Mason had three monographic exhibitions at the Ferus from 1959 to 1963, meanwhile transforming himself into a primary exponent of geometric abstraction. Red X (1966), now in the collection of the Los Angeles County Museum of Art, still astounds: it would have been incredibly difficult to execute in clay, but also exploits the possibilities of the material through the addition of a free-flowing red glaze. Mason was given a one-person show at LACMA, prompting John Coplans, the influential curator and early editor of Artforum, to hold him up as an exemplar of craft and concept united: “That there has been little or no precedent for the use of this material as a prime medium for ambitious art is now no longer a matter of consequence or any barrier to its usage and acceptance… The richness and variety of the work Mason has produced over the past decade stand as a testament to the constant and extended dialogue between his artistic aspirations and his means.”
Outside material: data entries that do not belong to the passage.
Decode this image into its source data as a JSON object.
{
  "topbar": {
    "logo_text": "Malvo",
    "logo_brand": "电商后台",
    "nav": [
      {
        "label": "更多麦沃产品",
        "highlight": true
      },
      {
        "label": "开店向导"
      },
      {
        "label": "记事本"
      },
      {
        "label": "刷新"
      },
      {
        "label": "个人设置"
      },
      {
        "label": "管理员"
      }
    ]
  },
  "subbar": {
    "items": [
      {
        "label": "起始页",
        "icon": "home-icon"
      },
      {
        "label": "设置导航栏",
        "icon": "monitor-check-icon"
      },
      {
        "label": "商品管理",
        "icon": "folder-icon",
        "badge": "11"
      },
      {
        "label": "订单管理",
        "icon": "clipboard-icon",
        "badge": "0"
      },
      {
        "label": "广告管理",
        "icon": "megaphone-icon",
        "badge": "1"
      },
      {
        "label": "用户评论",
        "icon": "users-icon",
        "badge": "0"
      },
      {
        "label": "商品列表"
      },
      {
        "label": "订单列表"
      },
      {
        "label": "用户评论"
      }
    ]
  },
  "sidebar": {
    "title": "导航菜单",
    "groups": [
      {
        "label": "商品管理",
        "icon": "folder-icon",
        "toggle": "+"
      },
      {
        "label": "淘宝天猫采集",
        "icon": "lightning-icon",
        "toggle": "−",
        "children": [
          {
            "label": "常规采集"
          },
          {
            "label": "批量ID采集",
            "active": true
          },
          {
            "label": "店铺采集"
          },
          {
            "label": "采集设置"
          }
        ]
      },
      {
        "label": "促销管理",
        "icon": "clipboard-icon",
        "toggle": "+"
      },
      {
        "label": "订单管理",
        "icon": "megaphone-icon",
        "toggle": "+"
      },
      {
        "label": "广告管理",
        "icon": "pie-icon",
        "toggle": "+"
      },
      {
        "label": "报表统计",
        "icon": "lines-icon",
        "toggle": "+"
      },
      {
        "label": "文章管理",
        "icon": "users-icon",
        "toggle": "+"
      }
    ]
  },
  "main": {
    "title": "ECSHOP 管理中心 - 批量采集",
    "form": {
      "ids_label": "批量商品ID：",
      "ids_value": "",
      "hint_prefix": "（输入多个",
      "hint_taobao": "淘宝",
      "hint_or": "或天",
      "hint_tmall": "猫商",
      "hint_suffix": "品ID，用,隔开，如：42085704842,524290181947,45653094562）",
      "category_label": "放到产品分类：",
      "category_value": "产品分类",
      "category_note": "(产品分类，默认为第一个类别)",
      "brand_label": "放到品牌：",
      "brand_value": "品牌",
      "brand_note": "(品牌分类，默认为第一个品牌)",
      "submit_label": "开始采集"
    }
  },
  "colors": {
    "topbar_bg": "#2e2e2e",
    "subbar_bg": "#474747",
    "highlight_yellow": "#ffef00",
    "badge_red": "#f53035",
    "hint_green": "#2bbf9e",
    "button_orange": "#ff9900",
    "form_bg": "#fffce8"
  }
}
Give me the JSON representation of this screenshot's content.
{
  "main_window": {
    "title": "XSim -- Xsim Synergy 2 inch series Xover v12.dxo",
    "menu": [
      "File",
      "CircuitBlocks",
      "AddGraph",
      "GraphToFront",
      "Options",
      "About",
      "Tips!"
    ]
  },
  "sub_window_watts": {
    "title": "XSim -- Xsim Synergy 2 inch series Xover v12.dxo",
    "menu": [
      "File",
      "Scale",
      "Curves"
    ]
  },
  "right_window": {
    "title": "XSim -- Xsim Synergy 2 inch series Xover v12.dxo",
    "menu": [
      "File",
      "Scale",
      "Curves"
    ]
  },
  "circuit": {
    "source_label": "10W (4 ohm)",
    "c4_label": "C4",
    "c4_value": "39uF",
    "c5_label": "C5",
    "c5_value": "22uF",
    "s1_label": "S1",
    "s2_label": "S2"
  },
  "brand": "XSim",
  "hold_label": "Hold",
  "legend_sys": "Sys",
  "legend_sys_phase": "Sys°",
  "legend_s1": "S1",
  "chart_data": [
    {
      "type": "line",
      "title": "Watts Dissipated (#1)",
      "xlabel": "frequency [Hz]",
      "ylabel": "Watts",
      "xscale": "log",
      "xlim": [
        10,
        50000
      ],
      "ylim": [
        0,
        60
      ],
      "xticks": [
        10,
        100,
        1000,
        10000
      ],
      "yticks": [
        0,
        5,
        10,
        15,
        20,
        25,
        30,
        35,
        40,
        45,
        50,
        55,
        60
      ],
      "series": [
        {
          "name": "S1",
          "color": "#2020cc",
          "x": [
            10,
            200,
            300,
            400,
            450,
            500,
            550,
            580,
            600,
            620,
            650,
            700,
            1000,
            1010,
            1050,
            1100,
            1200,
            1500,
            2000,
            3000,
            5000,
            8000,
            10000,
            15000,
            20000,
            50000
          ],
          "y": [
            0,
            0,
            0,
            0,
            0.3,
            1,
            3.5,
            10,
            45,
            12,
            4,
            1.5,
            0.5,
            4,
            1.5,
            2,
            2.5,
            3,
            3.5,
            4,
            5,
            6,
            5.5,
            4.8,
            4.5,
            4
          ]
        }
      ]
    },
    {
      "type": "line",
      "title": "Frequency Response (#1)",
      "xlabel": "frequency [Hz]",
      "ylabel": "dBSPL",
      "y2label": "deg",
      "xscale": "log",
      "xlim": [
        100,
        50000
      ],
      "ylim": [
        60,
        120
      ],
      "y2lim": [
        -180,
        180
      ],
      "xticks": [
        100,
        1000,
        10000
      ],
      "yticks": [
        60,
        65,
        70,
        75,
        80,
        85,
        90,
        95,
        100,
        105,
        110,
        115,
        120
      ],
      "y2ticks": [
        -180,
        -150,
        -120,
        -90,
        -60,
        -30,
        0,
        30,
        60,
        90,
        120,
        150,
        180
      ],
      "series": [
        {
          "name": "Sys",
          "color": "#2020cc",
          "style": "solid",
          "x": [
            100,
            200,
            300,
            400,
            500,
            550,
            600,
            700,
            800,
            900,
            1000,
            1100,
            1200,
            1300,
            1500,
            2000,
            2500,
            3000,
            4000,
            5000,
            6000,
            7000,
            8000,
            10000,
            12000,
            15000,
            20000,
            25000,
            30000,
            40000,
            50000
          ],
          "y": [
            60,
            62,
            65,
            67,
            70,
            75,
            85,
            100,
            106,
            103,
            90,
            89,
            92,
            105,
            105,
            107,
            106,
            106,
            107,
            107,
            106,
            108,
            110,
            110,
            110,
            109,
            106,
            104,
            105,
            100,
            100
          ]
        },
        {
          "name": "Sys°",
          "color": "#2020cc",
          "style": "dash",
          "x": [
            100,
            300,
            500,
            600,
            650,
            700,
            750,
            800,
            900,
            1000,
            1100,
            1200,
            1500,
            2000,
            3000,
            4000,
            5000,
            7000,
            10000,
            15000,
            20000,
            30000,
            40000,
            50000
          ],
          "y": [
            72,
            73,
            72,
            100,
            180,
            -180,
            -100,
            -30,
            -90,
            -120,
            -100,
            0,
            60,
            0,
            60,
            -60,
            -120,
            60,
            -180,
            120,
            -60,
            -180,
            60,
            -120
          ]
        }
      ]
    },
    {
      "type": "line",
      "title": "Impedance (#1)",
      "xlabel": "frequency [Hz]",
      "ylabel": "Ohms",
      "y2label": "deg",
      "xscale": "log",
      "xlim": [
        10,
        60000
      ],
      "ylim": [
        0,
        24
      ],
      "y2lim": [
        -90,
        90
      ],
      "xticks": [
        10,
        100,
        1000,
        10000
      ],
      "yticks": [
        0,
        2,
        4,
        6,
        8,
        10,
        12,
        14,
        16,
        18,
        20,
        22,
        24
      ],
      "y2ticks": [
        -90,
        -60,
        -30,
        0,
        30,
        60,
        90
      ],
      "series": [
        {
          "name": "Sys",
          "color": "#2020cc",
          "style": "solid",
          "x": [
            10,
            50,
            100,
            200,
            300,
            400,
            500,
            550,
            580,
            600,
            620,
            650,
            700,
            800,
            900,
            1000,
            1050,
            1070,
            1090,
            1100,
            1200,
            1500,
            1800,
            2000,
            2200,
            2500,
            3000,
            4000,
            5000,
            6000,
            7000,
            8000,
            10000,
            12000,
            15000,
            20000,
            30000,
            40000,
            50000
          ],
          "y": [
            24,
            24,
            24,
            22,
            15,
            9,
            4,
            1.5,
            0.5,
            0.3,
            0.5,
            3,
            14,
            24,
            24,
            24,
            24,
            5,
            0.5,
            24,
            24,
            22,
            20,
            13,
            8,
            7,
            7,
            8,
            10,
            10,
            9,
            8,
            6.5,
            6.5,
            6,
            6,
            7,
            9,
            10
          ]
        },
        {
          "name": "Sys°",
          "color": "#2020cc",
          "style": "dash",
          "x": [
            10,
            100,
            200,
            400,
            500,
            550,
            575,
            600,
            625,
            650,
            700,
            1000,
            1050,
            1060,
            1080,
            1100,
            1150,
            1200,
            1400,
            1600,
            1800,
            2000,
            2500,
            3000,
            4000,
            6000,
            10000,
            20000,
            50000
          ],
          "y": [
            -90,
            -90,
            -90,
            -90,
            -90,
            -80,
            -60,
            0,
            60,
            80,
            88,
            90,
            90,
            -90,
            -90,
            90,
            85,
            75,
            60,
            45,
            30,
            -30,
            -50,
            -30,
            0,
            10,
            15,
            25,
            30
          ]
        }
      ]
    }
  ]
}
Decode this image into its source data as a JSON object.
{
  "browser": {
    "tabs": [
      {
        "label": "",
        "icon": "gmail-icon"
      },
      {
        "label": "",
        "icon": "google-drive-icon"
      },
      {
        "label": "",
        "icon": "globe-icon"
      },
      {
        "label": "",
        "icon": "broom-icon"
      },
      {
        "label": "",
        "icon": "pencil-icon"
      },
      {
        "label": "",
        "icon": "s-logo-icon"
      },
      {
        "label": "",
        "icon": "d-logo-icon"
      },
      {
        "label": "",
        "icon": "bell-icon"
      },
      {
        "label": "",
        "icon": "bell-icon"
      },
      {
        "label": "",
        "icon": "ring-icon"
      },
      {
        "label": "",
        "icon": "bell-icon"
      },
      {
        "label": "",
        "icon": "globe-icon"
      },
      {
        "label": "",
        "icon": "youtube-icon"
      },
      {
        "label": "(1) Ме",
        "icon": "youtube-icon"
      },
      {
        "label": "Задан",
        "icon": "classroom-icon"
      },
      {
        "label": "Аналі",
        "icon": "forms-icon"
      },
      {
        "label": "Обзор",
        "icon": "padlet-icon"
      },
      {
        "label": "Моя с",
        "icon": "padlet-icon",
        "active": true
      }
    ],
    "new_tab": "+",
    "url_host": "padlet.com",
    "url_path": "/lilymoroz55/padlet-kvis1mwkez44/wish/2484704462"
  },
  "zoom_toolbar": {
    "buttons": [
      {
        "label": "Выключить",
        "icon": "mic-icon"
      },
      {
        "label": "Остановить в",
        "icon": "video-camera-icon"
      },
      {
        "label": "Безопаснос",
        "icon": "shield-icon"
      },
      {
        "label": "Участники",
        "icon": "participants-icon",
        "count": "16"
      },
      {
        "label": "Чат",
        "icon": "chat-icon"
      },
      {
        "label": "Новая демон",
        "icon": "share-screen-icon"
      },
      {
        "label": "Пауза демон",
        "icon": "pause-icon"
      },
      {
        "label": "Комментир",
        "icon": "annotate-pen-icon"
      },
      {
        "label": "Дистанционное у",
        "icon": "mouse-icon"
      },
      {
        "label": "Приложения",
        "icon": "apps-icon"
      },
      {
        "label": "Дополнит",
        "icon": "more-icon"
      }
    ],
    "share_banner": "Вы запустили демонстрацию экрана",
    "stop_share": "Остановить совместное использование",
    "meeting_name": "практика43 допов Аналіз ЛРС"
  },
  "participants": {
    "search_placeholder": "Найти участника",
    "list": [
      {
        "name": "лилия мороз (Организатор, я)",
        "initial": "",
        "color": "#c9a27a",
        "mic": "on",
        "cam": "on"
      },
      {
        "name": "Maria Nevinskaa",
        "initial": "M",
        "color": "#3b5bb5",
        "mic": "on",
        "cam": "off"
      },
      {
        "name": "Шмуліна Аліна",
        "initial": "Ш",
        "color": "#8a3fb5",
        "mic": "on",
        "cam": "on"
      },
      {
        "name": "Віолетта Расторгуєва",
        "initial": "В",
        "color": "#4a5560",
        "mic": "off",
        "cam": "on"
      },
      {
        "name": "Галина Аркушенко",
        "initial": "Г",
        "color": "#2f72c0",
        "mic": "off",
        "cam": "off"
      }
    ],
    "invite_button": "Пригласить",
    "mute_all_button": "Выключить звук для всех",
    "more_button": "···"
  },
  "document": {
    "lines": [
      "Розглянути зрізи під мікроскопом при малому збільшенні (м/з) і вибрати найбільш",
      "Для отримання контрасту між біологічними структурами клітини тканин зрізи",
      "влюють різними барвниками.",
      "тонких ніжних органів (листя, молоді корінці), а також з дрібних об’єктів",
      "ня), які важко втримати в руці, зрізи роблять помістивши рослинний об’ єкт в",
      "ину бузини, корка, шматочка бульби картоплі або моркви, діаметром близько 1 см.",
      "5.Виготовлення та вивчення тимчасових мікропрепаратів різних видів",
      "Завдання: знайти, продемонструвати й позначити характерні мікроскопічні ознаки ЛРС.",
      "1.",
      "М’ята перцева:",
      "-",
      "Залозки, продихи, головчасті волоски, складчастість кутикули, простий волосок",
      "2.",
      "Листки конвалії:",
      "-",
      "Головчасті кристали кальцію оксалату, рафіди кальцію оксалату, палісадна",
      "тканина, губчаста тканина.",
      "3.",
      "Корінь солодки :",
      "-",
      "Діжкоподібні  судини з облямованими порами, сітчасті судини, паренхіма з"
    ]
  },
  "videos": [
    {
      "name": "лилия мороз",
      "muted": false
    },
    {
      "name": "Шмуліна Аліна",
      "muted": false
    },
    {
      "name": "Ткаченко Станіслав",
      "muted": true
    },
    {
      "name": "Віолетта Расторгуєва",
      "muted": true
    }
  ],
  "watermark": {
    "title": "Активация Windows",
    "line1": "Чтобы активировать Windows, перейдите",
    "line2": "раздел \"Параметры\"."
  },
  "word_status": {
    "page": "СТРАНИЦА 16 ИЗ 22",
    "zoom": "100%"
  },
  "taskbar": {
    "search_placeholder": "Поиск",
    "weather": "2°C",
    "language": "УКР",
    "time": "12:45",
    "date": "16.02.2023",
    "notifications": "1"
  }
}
The ensuing decade saw Mason embark on yet another ambitious body of work, undertaken while he was teaching at Hunter College in New York. He was not maintaining a traditional studio at this point, instead working with prefabricated firebricks – an everyday ceramic material. This body of work culminated in The Hudson River Series (1978), an exhibition that took place at six museums using different bricks each time; at the conclusion of each installation, they were simply returned to the supplier. There was an obvious material relationship here to Minimalist sculpture, but Mason’s conceptual interests were closer to the wall drawings of Sol Lewitt, or the space-constructions of Buckminster Fuller. Instead of physical interaction with clay, he was now involved with the pure logic of symmetry: reflection, rotation, inversion and translation.
These principles remained central in Mason’s later monochromatic sculptures. Typically vertical in orientation and totemic in mood, these explored a spectrum from the mathematical to the figurative, often marrying the two. He continued to challenge himself technically, making complex “torqued” forms of intersecting slabs – defying clay’s tendency to slump in the heat of the kiln. He also revisited his own past, such as the spear and cross forms he had done in the 1950s. Particularly when seen in groups, the complex vectors of these late sculptures create an exhilarating sense of kinetic movement. Developed entirely from geometrical principles, they nonetheless seem to dance, as if in celebration.
With Mason’s passing, we have lost an artist of uncommon rigor who was also capable of dramatic intuitive leaps. He showed that great sculpture could be made in any material – if that material were thoroughly mastered. Toward the end of his career, he was increasingly recognized for the durability and breadth of his vision, with inclusion in the Whitney Biennial (2014) and exhibitions at the Getty Center (2011) and Yale University Art Gallery (2015), among others. Albertz Benda began representing him in 2016 and presented the monographic exhibition John Mason: Sculpture in 2017. He is survived by his wife Vernita and two children, Jairlyn and Stuart, and several nieces and nephews.
Mason is survived, too, by his works, which were always made with unswerving dedication and clarity. When he was interviewed by Paul J. Smith for the Archives of American Art, in 2006, he was asked whether he had any dreams for the future. His reply, typically modest, nonetheless captured a secret of his success: “I always have new projects. I don’t really think of them as dreams. I mean, it’s how you spend your day.”
- Glenn Adamson, January 21, 2019.